The words to “Star in the East” (also known as “Brightest and Best”) were written by the Anglican bishop and hymn-writer Reginald Heber (1783–1826), and they have been paired with a number of different tunes over the last two centuries. By far the best known is the anonymous American melody heard above, published in the famous Southern Harmony collection of 1835. The tunes in Southern Harmony were popular across the country in the nineteenth century, but many fell out of fashion in later decades. They have since undergone a great revival in popularity, and many professional and amateur singing groups in the United States and around the world now include them in their repertoires.
Southern Harmony was one of many early American song books that printed its music using shape notes, a system of notation that makes it easier for non-musicians to learn a tune. Instead of the standard oval note shape used in conventional music printing, shape-note song books use squares, triangles, and diamonds, as well as ovals, to represent the different pitches on the musical scale.
Because of the popularity of Southern Harmony and related early song books, including the very popular Sacred Harp collection of 1844, the type of music that these works contain has come to be generally known as “shape-note music,” even though that term properly refers to the system of notation rather than the musical style.

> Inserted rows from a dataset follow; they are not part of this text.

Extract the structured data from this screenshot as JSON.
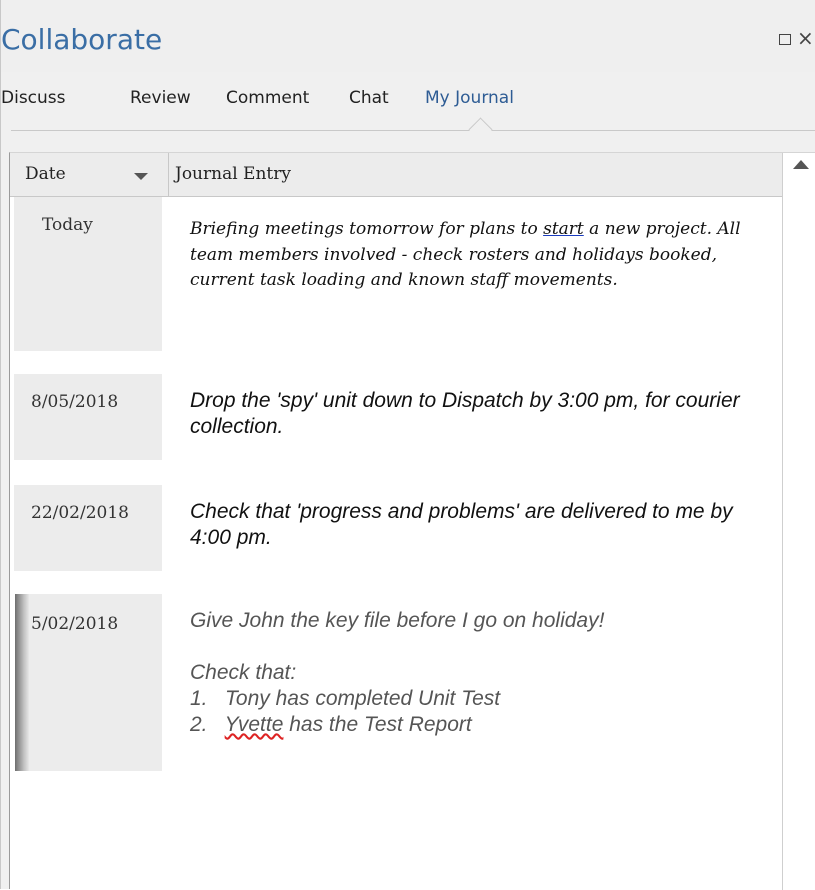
{
  "window": {
    "title": "Collaborate",
    "maximize_icon": "square-icon",
    "close_label": "×"
  },
  "tabs": [
    {
      "label": "Discuss"
    },
    {
      "label": "Review"
    },
    {
      "label": "Comment"
    },
    {
      "label": "Chat"
    },
    {
      "label": "My Journal",
      "active": true
    }
  ],
  "grid": {
    "columns": [
      "Date",
      "Journal Entry"
    ],
    "sort_icon": "triangle-down-icon",
    "rows": [
      {
        "date": "Today",
        "entry_pre": "Briefing meetings tomorrow for plans to ",
        "entry_underlined": "start",
        "entry_post": " a new project. All team members involved - check rosters and holidays booked, current task loading and known staff movements."
      },
      {
        "date": "8/05/2018",
        "entry": "Drop the 'spy' unit down to Dispatch by 3:00 pm, for courier collection."
      },
      {
        "date": "22/02/2018",
        "entry": "Check that 'progress and problems' are delivered to me by 4:00 pm."
      },
      {
        "date": "5/02/2018",
        "entry_line1": "Give John the key file before I go on holiday!",
        "entry_line2": "Check that:",
        "list": [
          {
            "num": "1.",
            "text": "Tony has completed Unit Test"
          },
          {
            "num": "2.",
            "name": "Yvette",
            "text": " has the Test Report"
          }
        ],
        "selected": true
      }
    ]
  },
  "colors": {
    "title": "#3a6ea5",
    "active_tab": "#2e5c94",
    "header_bg": "#ececec"
  }
}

Here’s another grand foot-stomping performance of “Star in the East,” by the Minnesota vocal group The Rose Ensemble:
What marvelous musical discoveries have you been making in your homeschool during this Holiday Music Month? 🎵 ❄️ 😊
❡ Musical memories: If you’d like to fill your homeschool with some beautiful background sounds during the holidays, why not tune in to the 24-hour Holiday Channel from WQXR, the famous classical music station in New York City. “Enjoy the sounds of orchestras, choirs, brass ensembles and more as we celebrate the sacred and secular sounds of the season.” I have it on as background music almost all day. Won’t you join me? 📻 🎵 🎄
❡ Stay in the loop: This is one of our occasional posts on Homeschool Arts & Music. Add your name to our weekly mailing list (riverhouses.org/newsletter) and get great homeschool teaching ideas delivered right to your mailbox all through the year. 🗞